» Your assignment
Check every line in the records below for the word "link" and report how many have it, nothing more.

» Source information
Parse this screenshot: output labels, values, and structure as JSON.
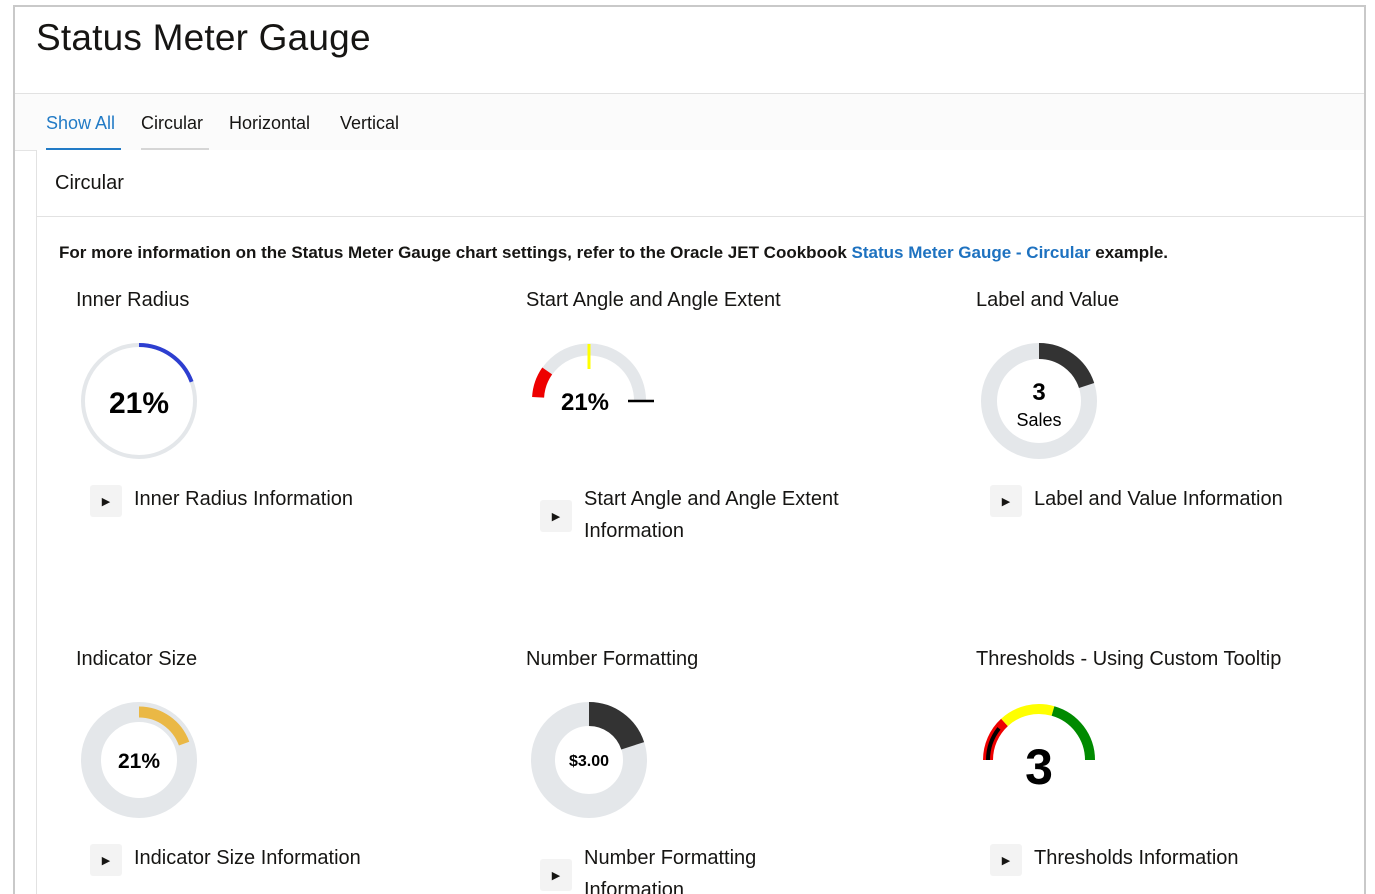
{
  "header": {
    "title": "Status Meter Gauge"
  },
  "tabs": [
    {
      "label": "Show All",
      "active": true
    },
    {
      "label": "Circular",
      "active": false
    },
    {
      "label": "Horizontal",
      "active": false
    },
    {
      "label": "Vertical",
      "active": false
    }
  ],
  "panel": {
    "title": "Circular",
    "info": {
      "prefix": "For more information on the Status Meter Gauge chart settings, refer to the Oracle JET Cookbook ",
      "link": "Status Meter Gauge - Circular",
      "suffix": " example."
    }
  },
  "cards": [
    {
      "title": "Inner Radius",
      "gauge_label": "21%",
      "value_percent": 21,
      "disclosure": "Inner Radius Information"
    },
    {
      "title": "Start Angle and Angle Extent",
      "gauge_label": "21%",
      "value_percent": 21,
      "disclosure_line1": "Start Angle and Angle Extent",
      "disclosure_line2": "Information"
    },
    {
      "title": "Label and Value",
      "gauge_value": "3",
      "gauge_sublabel": "Sales",
      "value": 3,
      "max": 20,
      "disclosure": "Label and Value Information"
    },
    {
      "title": "Indicator Size",
      "gauge_label": "21%",
      "value_percent": 21,
      "disclosure": "Indicator Size Information"
    },
    {
      "title": "Number Formatting",
      "gauge_label": "$3.00",
      "value": 3,
      "max": 15,
      "disclosure_line1": "Number Formatting",
      "disclosure_line2": "Information"
    },
    {
      "title": "Thresholds - Using Custom Tooltip",
      "gauge_value": "3",
      "value": 3,
      "disclosure": "Thresholds Information"
    }
  ],
  "colors": {
    "accent": "#227bc6",
    "link": "#1e72c0",
    "track": "#e4e7ea",
    "blue_indicator": "#2d3ed0",
    "dark_indicator": "#333333",
    "amber_indicator": "#eab845",
    "red": "#ee0000",
    "yellow": "#ffff00",
    "green": "#008a00"
  },
  "icons": {
    "disclosure": "triangle-right-icon"
  }
}
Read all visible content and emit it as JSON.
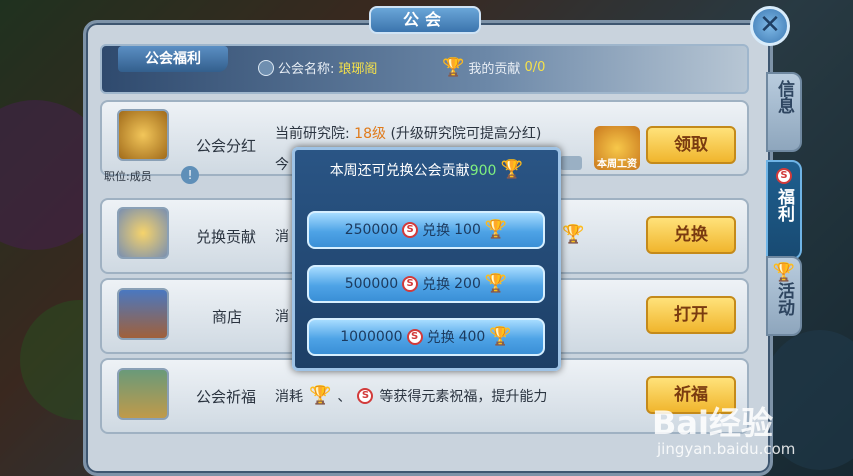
{
  "title": "公会",
  "header": {
    "tab": "公会福利",
    "guild_name_label": "公会名称:",
    "guild_name": "琅琊阁",
    "contribution_label": "我的贡献",
    "contribution_value": "0/0"
  },
  "rows": [
    {
      "label": "公会分红",
      "desc_prefix": "当前研究院:",
      "desc_level": "18级",
      "desc_suffix": "(升级研究院可提高分红)",
      "desc_line2": "今",
      "sub_label": "职位:成员",
      "button": "领取",
      "badge": "本周工资"
    },
    {
      "label": "兑换贡献",
      "desc": "消",
      "button": "兑换"
    },
    {
      "label": "商店",
      "desc": "消",
      "button": "打开"
    },
    {
      "label": "公会祈福",
      "desc": "消耗",
      "desc_sep": "、",
      "desc_tail": "等获得元素祝福，提升能力",
      "button": "祈福"
    }
  ],
  "side_tabs": [
    "信息",
    "福利",
    "活动"
  ],
  "popup": {
    "title_prefix": "本周还可兑换公会贡献",
    "title_num": "900",
    "options": [
      {
        "cost": "250000",
        "action": "兑换",
        "gain": "100"
      },
      {
        "cost": "500000",
        "action": "兑换",
        "gain": "200"
      },
      {
        "cost": "1000000",
        "action": "兑换",
        "gain": "400"
      }
    ]
  },
  "watermark": {
    "brand": "Bai经验",
    "url": "jingyan.baidu.com"
  },
  "colors": {
    "gold": "#f0b52d",
    "popup": "#1d3f66",
    "accent_green": "#7ff07f",
    "level_orange": "#e07a1a"
  }
}
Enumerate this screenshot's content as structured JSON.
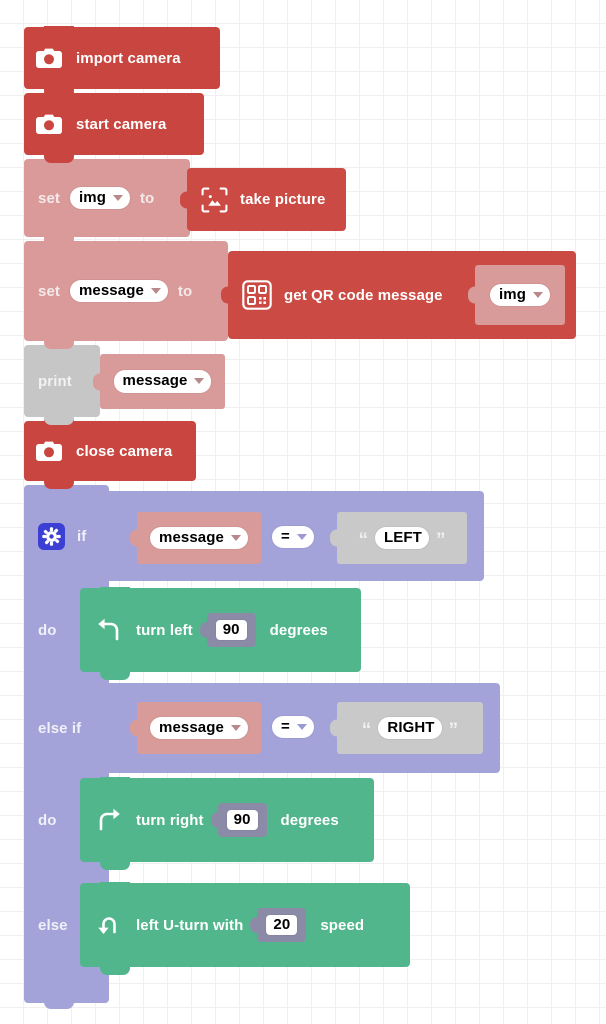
{
  "workspace": {
    "name": "blockly-workspace",
    "grid_size_px": 24,
    "colors": {
      "camera_red": "#c9453f",
      "variable_salmon": "#d99a99",
      "print_grey": "#c6c6c6",
      "text_grey": "#c9c9c9",
      "logic_purple": "#a3a3d9",
      "motion_green": "#52b68d",
      "number_socket": "#8b8ba8",
      "gear_blue": "#3b3fd4"
    }
  },
  "blocks": {
    "import_camera": {
      "label": "import camera",
      "icon": "camera-icon"
    },
    "start_camera": {
      "label": "start camera",
      "icon": "camera-icon"
    },
    "set_img": {
      "set_label": "set",
      "variable": "img",
      "to_label": "to",
      "value": {
        "label": "take picture",
        "icon": "take-picture-icon"
      }
    },
    "set_message": {
      "set_label": "set",
      "variable": "message",
      "to_label": "to",
      "value": {
        "label": "get QR code message",
        "icon": "qr-code-icon",
        "argument": "img"
      }
    },
    "print": {
      "label": "print",
      "value": "message"
    },
    "close_camera": {
      "label": "close camera",
      "icon": "camera-icon"
    },
    "if_block": {
      "gear_icon": "gear-icon",
      "if_label": "if",
      "do_label": "do",
      "else_if_label": "else if",
      "else_label": "else",
      "branches": [
        {
          "keyword": "if",
          "condition": {
            "left": "message",
            "operator": "=",
            "right": "LEFT"
          },
          "do_label": "do",
          "body": {
            "label_before": "turn left",
            "value": "90",
            "label_after": "degrees",
            "icon": "turn-left-icon"
          }
        },
        {
          "keyword": "else if",
          "condition": {
            "left": "message",
            "operator": "=",
            "right": "RIGHT"
          },
          "do_label": "do",
          "body": {
            "label_before": "turn right",
            "value": "90",
            "label_after": "degrees",
            "icon": "turn-right-icon"
          }
        },
        {
          "keyword": "else",
          "body": {
            "label_before": "left U-turn with",
            "value": "20",
            "label_after": "speed",
            "icon": "u-turn-icon"
          }
        }
      ]
    }
  }
}
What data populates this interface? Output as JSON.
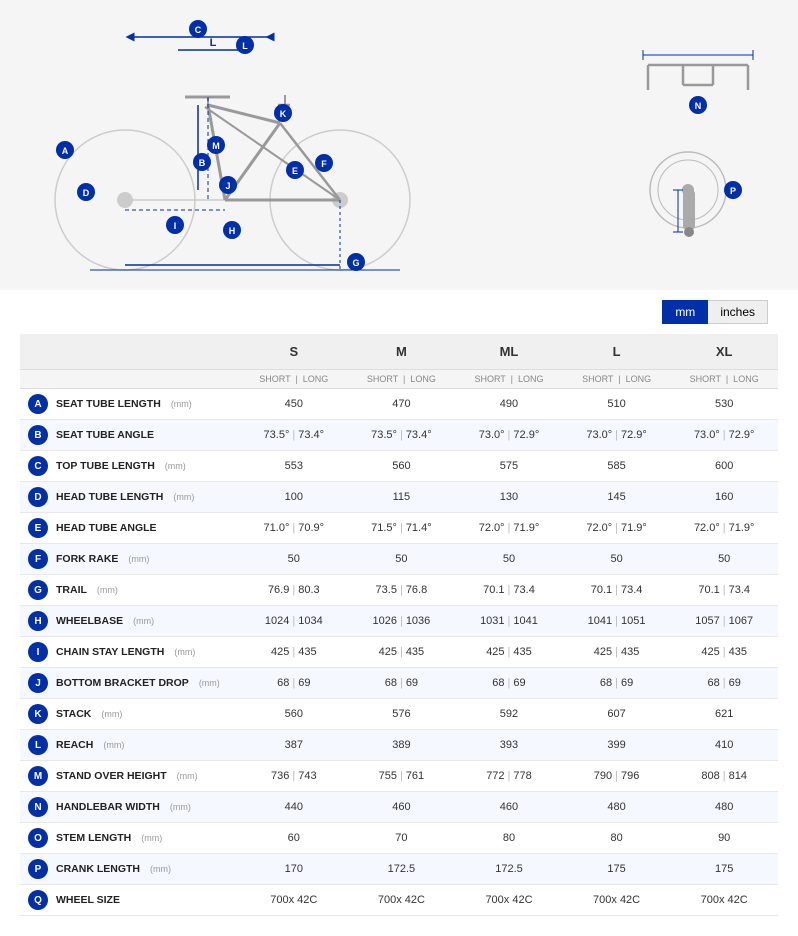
{
  "diagram": {
    "alt": "Bike geometry diagram"
  },
  "units": {
    "mm_label": "mm",
    "inches_label": "inches",
    "active": "mm"
  },
  "table": {
    "sizes": [
      "S",
      "M",
      "ML",
      "L",
      "XL"
    ],
    "sub_headers": [
      "SHORT",
      "LONG",
      "SHORT",
      "LONG",
      "SHORT",
      "LONG",
      "SHORT",
      "LONG",
      "SHORT",
      "LONG"
    ],
    "rows": [
      {
        "letter": "A",
        "name": "SEAT TUBE LENGTH",
        "unit": "(mm)",
        "s": "450",
        "m": "470",
        "ml": "490",
        "l": "510",
        "xl": "530",
        "has_short_long": false
      },
      {
        "letter": "B",
        "name": "SEAT TUBE ANGLE",
        "unit": "",
        "s_short": "73.5°",
        "s_long": "73.4°",
        "m_short": "73.5°",
        "m_long": "73.4°",
        "ml_short": "73.0°",
        "ml_long": "72.9°",
        "l_short": "73.0°",
        "l_long": "72.9°",
        "xl_short": "73.0°",
        "xl_long": "72.9°",
        "has_short_long": true
      },
      {
        "letter": "C",
        "name": "TOP TUBE LENGTH",
        "unit": "(mm)",
        "s": "553",
        "m": "560",
        "ml": "575",
        "l": "585",
        "xl": "600",
        "has_short_long": false
      },
      {
        "letter": "D",
        "name": "HEAD TUBE LENGTH",
        "unit": "(mm)",
        "s": "100",
        "m": "115",
        "ml": "130",
        "l": "145",
        "xl": "160",
        "has_short_long": false
      },
      {
        "letter": "E",
        "name": "HEAD TUBE ANGLE",
        "unit": "",
        "s_short": "71.0°",
        "s_long": "70.9°",
        "m_short": "71.5°",
        "m_long": "71.4°",
        "ml_short": "72.0°",
        "ml_long": "71.9°",
        "l_short": "72.0°",
        "l_long": "71.9°",
        "xl_short": "72.0°",
        "xl_long": "71.9°",
        "has_short_long": true
      },
      {
        "letter": "F",
        "name": "FORK RAKE",
        "unit": "(mm)",
        "s": "50",
        "m": "50",
        "ml": "50",
        "l": "50",
        "xl": "50",
        "has_short_long": false
      },
      {
        "letter": "G",
        "name": "TRAIL",
        "unit": "(mm)",
        "s_short": "76.9",
        "s_long": "80.3",
        "m_short": "73.5",
        "m_long": "76.8",
        "ml_short": "70.1",
        "ml_long": "73.4",
        "l_short": "70.1",
        "l_long": "73.4",
        "xl_short": "70.1",
        "xl_long": "73.4",
        "has_short_long": true
      },
      {
        "letter": "H",
        "name": "WHEELBASE",
        "unit": "(mm)",
        "s_short": "1024",
        "s_long": "1034",
        "m_short": "1026",
        "m_long": "1036",
        "ml_short": "1031",
        "ml_long": "1041",
        "l_short": "1041",
        "l_long": "1051",
        "xl_short": "1057",
        "xl_long": "1067",
        "has_short_long": true
      },
      {
        "letter": "I",
        "name": "CHAIN STAY LENGTH",
        "unit": "(mm)",
        "s_short": "425",
        "s_long": "435",
        "m_short": "425",
        "m_long": "435",
        "ml_short": "425",
        "ml_long": "435",
        "l_short": "425",
        "l_long": "435",
        "xl_short": "425",
        "xl_long": "435",
        "has_short_long": true
      },
      {
        "letter": "J",
        "name": "BOTTOM BRACKET DROP",
        "unit": "(mm)",
        "s_short": "68",
        "s_long": "69",
        "m_short": "68",
        "m_long": "69",
        "ml_short": "68",
        "ml_long": "69",
        "l_short": "68",
        "l_long": "69",
        "xl_short": "68",
        "xl_long": "69",
        "has_short_long": true
      },
      {
        "letter": "K",
        "name": "STACK",
        "unit": "(mm)",
        "s": "560",
        "m": "576",
        "ml": "592",
        "l": "607",
        "xl": "621",
        "has_short_long": false
      },
      {
        "letter": "L",
        "name": "REACH",
        "unit": "(mm)",
        "s": "387",
        "m": "389",
        "ml": "393",
        "l": "399",
        "xl": "410",
        "has_short_long": false
      },
      {
        "letter": "M",
        "name": "STAND OVER HEIGHT",
        "unit": "(mm)",
        "s_short": "736",
        "s_long": "743",
        "m_short": "755",
        "m_long": "761",
        "ml_short": "772",
        "ml_long": "778",
        "l_short": "790",
        "l_long": "796",
        "xl_short": "808",
        "xl_long": "814",
        "has_short_long": true
      },
      {
        "letter": "N",
        "name": "HANDLEBAR WIDTH",
        "unit": "(mm)",
        "s": "440",
        "m": "460",
        "ml": "460",
        "l": "480",
        "xl": "480",
        "has_short_long": false
      },
      {
        "letter": "O",
        "name": "STEM LENGTH",
        "unit": "(mm)",
        "s": "60",
        "m": "70",
        "ml": "80",
        "l": "80",
        "xl": "90",
        "has_short_long": false
      },
      {
        "letter": "P",
        "name": "CRANK LENGTH",
        "unit": "(mm)",
        "s": "170",
        "m": "172.5",
        "ml": "172.5",
        "l": "175",
        "xl": "175",
        "has_short_long": false
      },
      {
        "letter": "Q",
        "name": "WHEEL SIZE",
        "unit": "",
        "s_short": "700x 42C",
        "s_long": "",
        "m_short": "700x 42C",
        "m_long": "",
        "ml_short": "700x 42C",
        "ml_long": "",
        "l_short": "700x 42C",
        "l_long": "",
        "xl_short": "700x 42C",
        "xl_long": "",
        "has_short_long": true,
        "wheel": true
      }
    ]
  }
}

» Answer to this exercise
2